Regina Pontes had a book she wanted to write but no way to write it. In 2011, following a series of debilitating illnesses, she experienced a stroke and lost function on her dominant left side. When a counselor at the Boston Center for Independent Living suggested she apply for Easterseals's Assistive Technology assistance, she was surprised. "I thought Easterseals served just children. I had no idea what they did for adults, and I had no idea all that they'd do for me."
Her book idea had come about during her stay in rehabilitation. She'd woken at 2 a.m. to a voice saying, "Lessons learned, write it down, lessons learned." She was so taken with the message, she asked the night aid to record it on her room's wipe-off board.
She describes the experience like a calling. Throughout her life, she'd been thrown tremendous physical and emotional challenges, and she felt she understood well the faith and tenacity it would take to again regain her independence. "A book about overcoming hardship," she realized, "could help a lot of people."
The next day her sister brought her a laptop, and she attempted to create an outline. That's when she saw how hard she'd have to work to relearn to type. Once she'd typed 120 words per minute; now she could type only a few using just her right hand. It was also awkward trying to type in rehab sitting up in bed and with the one little table. She knocked water across the keyboard and took out her laptop.
After rehab, Regina welcomed Easterseals Assistive Technology specialists Julie Arroyo and Jessie Salz at her home. Easterseals, she learned, does work with adults through its contracts with the Massachusetts Rehabilitation Commission for Independent Living and Vocational Rehabilitation Services. They routinely visit clients in their homes and workplaces.
Jesse asked Regina about her goals and learned she needed reliable computer access to help her connect with her health care providers, to work on her book and connect socially on Facebook. She set Regina up on a laptop powerful enough to run the voice recognition software, Dragon Naturally Speaking. Now Regina would have the option to write using only her voice. She also obtained Regina an adjustable height desk. As an occupational therapist, Jessie noticed other things around the house that might make life easier, too, including a one-handed can opener and "a few other devices that were wonderful," Regina says. "They were extremely proactive. They gave me new hardware and new motivation."
As essential as the new hardware was, it was the training that made the strongest impression. "I loved that Easterseals was so willing to come out and provide training. They visited me monthly. They just wanted to do it."
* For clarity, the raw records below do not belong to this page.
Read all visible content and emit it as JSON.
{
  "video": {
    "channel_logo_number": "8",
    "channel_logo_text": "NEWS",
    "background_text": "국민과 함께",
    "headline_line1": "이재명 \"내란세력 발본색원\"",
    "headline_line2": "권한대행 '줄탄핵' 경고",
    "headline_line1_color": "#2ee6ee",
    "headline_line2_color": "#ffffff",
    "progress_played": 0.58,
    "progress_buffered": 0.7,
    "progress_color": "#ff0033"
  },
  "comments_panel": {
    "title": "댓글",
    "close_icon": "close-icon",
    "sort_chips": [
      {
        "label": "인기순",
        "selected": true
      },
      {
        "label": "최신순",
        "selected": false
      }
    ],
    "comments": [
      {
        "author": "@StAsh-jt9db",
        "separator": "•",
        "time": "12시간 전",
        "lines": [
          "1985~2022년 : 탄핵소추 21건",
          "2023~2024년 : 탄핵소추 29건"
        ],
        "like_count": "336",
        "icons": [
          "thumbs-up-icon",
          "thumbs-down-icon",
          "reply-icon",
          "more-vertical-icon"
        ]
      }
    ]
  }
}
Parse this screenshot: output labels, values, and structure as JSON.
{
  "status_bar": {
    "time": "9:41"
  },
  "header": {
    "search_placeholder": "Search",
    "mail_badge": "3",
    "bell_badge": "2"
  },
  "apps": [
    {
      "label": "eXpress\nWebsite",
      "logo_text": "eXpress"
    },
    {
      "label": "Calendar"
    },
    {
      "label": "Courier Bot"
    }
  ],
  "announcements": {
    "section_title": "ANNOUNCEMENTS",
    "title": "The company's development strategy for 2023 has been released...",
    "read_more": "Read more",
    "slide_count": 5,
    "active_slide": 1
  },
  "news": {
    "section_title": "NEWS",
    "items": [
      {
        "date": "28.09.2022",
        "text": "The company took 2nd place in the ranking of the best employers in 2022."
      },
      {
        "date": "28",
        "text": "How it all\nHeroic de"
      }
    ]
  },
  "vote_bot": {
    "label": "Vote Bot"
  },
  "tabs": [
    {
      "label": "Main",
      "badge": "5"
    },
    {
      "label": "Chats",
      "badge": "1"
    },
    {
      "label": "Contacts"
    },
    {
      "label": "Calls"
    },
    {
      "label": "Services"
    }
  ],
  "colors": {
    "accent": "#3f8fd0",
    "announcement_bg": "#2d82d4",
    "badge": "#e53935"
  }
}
Lessons learned, write it down, lessons learned. Regina had a book to write, and now she had options for how to write it.
Once equipped, Regina began with small goals. She found she was grieving her brother who'd died years before and decided to create a Facebook page in his honor. He'd left behind 350 poems when he died, so every day for a year she decided to post one poem as a kind of memorial. In the end, she found her aphasia made Dragon not always her preferred method, but it relieved her typing hand that grew stronger with perseverance.
Typing her brother's poems was a way to grow stronger emotionally, too. She began to receive words of encouragement from around the world, "People from Mumbai to Maine were reading my brother's poems and writing me. It was crazy!"
Today her brother's Facebook page has over 2,000 followers. And Perseverance is Key is available on Amazon (check out these reviews!)